Motorists assume technologies such as touchscreen monitors, reverse cameras and automated parking are designed by car manufacturers. The truth is, most of these systems are developed by third-party suppliers.
Continental is one such supplier. At its latest technology show, held once every two years at its headquarters in Hannover, Germany, it revealed some of the things that may appear in cars soon.
Imagine parking your car without being in it. Four fish-eye cameras mounted in the grille, at the rear and under the wing mirrors help capture a 360-degree view of the car's surroundings and displays the information on a touchscreen. The driver then picks out his desired parking spot, and the car does the rest. The system can even be operated remotely via a specially developed app on the driver's smartphone.
No more mirrors
Cameras will replace mirrors to improve efficiency (less aerodynamic drag) and safety (no blind spots). Continental showcased this in a test car, but the feature is already applied in the Volkswagen XL1, a limited production plug-in hybrid that supposedly covers 100km on a litre of fuel.

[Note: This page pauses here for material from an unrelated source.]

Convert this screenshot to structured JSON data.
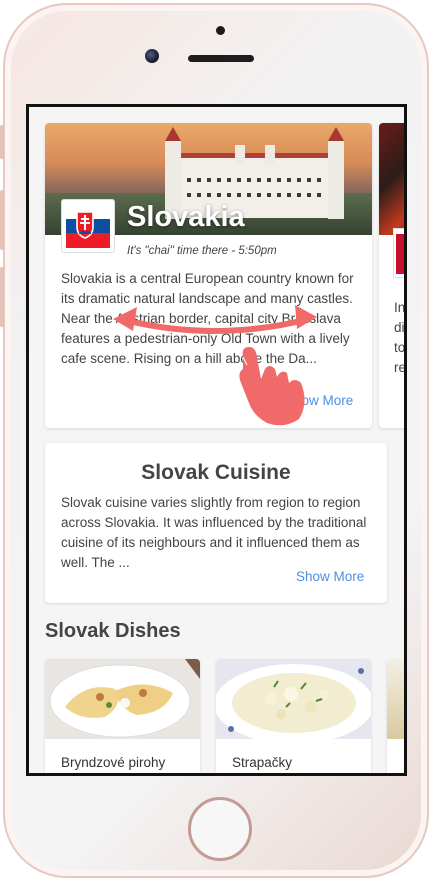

Head-up displays, which project information such as speed and navigation instructions onto the windscreen, are already seen in a number of cars today. Continental wants to take that technology further.
Its Augmented Reality Head-up Display uses a digital micro-mirror to project 3-D-like information. For example, it can display speed limits, highlight lane markings and provide graphic markings to show the distance of the vehicle in front.
Drivers often complain that touchscreens are distracting because they need to look at the screen to make sure a control has been activated. Continental's solution is to develop a touchscreen system that offers haptic feedback, which gives the user some sort of impulse that can be felt whenever he operates the system. The system is clever enough to distinguish between an intentional command and an accidental touch.
Active-matrix organic light-emitting diodes - a mouthful of a technology commonly called Amoled. It offers crystal-clear displays with minimal energy consumption; and is commonly used in televisions, smartphones and tablets. Continental is using Amoled in a new generation of screens - including curved ones - that marry analogue and digital displays.
•The writer is a contributor to Torque, a motoring monthly published by SPH Magazines.